Medicare has grown into being one of the nation’s largest health insurers – some 55 million of us are in it, mainly seniors, and about one in four now buys a so-called Medigap policy, aka Medicare Supplement, which is intended to pick up costs that would otherwise slip through the coverage cracks of Medicare.
What you don’t know about Medigap when you buy that policy may come back to bite you.
There are ten Medigap plans commonly available, and labeled “A through N. Coverage” – and prices – vary wildly from plan to plan. A high deductible Plan F might cost $50 per month; there’s a $2,180 annual deductible. Standard Plan F – one of the most popular plans – might cost $170 per month. It covers foreign emergency care (usually ignored in most Medigap plans), care in a skilled nursing facility (not covered by some Medigap plans) and a lot more.

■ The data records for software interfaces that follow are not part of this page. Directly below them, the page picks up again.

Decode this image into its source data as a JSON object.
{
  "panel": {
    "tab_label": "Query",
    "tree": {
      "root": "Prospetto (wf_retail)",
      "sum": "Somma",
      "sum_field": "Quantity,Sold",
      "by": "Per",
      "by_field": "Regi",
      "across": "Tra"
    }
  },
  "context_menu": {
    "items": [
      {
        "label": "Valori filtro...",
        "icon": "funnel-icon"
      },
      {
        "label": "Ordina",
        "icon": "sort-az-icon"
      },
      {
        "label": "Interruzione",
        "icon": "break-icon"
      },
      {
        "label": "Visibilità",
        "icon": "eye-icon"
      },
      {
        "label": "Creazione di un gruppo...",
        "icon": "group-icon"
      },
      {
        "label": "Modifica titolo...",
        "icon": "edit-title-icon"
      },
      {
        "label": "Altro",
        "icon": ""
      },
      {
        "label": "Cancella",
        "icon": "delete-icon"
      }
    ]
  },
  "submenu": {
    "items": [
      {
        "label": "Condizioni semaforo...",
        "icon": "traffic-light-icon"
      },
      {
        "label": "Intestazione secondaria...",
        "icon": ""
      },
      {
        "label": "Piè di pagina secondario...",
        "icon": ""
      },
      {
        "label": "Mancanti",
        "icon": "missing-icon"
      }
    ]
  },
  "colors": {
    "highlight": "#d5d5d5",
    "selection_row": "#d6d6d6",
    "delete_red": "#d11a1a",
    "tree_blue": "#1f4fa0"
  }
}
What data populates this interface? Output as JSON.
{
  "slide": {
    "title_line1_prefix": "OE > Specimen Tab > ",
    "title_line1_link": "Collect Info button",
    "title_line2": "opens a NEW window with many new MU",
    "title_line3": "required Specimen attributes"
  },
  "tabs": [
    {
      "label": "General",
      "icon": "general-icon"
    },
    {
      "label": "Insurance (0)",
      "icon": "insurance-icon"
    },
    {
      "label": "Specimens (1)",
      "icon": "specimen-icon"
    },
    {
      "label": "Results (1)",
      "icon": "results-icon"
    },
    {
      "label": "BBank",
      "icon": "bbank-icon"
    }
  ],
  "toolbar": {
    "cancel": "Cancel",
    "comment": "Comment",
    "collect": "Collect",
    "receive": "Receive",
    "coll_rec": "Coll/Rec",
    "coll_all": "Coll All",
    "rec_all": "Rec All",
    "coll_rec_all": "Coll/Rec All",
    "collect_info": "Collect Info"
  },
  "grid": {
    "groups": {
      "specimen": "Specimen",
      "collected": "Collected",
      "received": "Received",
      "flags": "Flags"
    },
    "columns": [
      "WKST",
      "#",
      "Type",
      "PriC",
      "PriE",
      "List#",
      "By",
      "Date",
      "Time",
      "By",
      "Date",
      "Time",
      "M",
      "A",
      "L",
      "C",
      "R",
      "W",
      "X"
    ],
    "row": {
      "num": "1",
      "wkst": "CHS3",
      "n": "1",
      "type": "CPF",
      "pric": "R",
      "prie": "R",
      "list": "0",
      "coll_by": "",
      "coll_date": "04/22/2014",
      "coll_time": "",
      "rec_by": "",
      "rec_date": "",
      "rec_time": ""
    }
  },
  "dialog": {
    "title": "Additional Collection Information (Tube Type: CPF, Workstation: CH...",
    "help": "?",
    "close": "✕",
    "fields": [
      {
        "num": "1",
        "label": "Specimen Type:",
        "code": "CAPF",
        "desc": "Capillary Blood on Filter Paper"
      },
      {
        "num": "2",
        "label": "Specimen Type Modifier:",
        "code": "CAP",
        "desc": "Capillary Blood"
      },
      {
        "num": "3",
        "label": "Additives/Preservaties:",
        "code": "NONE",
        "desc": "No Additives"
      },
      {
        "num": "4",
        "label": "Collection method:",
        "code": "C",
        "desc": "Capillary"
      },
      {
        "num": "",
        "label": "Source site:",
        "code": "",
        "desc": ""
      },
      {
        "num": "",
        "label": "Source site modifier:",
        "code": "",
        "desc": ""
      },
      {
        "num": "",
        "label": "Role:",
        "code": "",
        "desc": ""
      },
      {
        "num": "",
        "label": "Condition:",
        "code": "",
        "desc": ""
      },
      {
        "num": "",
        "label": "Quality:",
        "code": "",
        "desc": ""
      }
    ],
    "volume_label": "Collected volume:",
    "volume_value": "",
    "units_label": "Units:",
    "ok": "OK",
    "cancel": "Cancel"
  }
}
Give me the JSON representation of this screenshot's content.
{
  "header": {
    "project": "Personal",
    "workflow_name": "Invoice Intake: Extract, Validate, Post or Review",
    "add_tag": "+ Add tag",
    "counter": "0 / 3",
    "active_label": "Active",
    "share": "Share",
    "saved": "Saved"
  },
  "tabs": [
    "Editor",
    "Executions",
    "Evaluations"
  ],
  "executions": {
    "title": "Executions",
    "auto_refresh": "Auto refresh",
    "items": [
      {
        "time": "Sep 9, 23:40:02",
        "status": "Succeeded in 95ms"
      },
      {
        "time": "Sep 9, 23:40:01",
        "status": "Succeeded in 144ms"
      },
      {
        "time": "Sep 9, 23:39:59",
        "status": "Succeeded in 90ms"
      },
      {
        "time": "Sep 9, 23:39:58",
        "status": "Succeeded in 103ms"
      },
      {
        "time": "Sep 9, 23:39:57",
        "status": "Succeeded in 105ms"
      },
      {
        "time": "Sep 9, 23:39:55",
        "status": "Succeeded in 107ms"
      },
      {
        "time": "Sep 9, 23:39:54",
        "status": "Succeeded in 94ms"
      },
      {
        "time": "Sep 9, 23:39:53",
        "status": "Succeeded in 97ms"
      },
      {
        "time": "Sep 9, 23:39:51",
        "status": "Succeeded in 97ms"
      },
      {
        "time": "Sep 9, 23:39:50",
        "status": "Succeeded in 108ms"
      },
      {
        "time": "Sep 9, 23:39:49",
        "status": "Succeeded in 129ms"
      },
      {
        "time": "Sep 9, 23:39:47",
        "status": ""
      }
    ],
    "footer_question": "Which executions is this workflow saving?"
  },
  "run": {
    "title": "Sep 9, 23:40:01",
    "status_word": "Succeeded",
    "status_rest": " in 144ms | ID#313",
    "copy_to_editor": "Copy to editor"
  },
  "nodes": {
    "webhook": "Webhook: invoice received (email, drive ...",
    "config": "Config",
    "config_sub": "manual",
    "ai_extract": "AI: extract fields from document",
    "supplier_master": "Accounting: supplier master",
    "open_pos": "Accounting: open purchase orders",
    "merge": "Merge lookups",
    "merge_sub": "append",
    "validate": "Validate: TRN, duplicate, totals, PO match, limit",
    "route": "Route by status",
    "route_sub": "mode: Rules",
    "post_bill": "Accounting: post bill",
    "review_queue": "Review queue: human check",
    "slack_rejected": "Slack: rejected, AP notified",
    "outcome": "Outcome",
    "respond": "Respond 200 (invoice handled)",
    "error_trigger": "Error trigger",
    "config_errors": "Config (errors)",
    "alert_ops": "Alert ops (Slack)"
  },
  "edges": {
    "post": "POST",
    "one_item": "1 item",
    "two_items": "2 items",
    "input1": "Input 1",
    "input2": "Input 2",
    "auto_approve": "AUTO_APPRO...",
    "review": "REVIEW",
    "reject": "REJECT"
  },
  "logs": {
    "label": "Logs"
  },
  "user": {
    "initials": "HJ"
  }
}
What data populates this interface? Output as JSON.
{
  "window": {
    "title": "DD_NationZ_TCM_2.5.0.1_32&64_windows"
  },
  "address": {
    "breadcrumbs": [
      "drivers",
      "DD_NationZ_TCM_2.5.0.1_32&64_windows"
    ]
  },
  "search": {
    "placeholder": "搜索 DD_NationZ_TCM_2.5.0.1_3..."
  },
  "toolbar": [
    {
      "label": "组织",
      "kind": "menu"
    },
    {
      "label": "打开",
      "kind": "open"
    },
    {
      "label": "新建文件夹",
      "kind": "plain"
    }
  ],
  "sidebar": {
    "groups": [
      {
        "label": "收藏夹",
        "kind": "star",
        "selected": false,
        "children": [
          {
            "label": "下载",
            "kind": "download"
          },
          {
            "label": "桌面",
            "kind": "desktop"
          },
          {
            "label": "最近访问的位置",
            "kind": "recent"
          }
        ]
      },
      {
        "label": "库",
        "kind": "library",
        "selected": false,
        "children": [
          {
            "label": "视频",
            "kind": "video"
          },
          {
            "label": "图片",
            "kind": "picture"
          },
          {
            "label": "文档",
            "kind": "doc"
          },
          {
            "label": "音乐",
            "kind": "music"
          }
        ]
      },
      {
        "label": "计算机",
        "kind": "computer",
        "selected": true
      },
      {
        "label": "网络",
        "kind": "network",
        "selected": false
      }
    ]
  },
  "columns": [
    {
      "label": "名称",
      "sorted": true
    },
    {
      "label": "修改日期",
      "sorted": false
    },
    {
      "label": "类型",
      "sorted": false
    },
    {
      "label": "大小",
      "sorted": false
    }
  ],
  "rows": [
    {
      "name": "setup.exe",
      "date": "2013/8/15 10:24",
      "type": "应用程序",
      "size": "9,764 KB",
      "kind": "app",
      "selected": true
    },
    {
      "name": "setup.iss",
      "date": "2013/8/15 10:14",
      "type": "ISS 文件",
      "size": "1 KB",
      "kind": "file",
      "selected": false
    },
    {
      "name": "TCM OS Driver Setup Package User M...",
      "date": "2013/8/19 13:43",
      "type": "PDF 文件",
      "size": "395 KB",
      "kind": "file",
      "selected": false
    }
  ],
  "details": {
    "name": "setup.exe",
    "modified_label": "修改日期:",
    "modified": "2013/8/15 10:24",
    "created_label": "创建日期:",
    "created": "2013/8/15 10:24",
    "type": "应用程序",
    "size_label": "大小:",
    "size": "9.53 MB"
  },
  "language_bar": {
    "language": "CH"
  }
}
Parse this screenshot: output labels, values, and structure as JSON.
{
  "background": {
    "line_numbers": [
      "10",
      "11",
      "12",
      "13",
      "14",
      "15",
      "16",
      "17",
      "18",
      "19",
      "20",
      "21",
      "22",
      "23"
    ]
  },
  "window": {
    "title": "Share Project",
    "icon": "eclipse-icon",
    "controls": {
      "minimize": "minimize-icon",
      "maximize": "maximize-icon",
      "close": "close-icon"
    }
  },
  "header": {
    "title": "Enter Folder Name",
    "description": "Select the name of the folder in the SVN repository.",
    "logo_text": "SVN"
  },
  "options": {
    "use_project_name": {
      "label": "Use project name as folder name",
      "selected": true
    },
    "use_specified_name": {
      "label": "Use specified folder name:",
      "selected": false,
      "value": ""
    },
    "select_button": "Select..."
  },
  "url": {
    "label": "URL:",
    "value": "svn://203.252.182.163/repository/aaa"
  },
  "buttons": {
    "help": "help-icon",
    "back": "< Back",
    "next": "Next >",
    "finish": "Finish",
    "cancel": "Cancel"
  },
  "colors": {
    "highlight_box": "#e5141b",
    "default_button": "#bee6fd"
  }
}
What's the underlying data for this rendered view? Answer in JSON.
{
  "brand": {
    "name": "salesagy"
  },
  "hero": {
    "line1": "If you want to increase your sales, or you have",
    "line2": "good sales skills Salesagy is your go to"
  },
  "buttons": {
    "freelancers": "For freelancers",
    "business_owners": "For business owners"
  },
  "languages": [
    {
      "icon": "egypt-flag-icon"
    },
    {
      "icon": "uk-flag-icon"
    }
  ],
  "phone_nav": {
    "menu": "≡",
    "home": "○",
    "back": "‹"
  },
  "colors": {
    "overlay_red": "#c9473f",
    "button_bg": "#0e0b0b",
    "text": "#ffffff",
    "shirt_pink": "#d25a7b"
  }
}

Medicare succinctly outlines plan differences here.
Here’s the problem, and it is understood by few who enroll in Medicare: start out with a bargain Medigap plan, because you want to save the money and, furthermore, your health is good, and you may think that some years down the road, when the heath has worsened, that it will be a matter of checking some boxes to transfer into a higher coverage plan when you need it. Not so much.
“At 65, when you enroll, you have guaranteed issue,” said Brooke Thomas, director of Medicare at eHealthMedicare.com. “You don’t have it later.” At 65, the typical Medicare enrollment age, you pick your policy, fill out some papers, and the federal government guarantees you will be accepted and also that you will not be hit with a surcharged premium because of your health.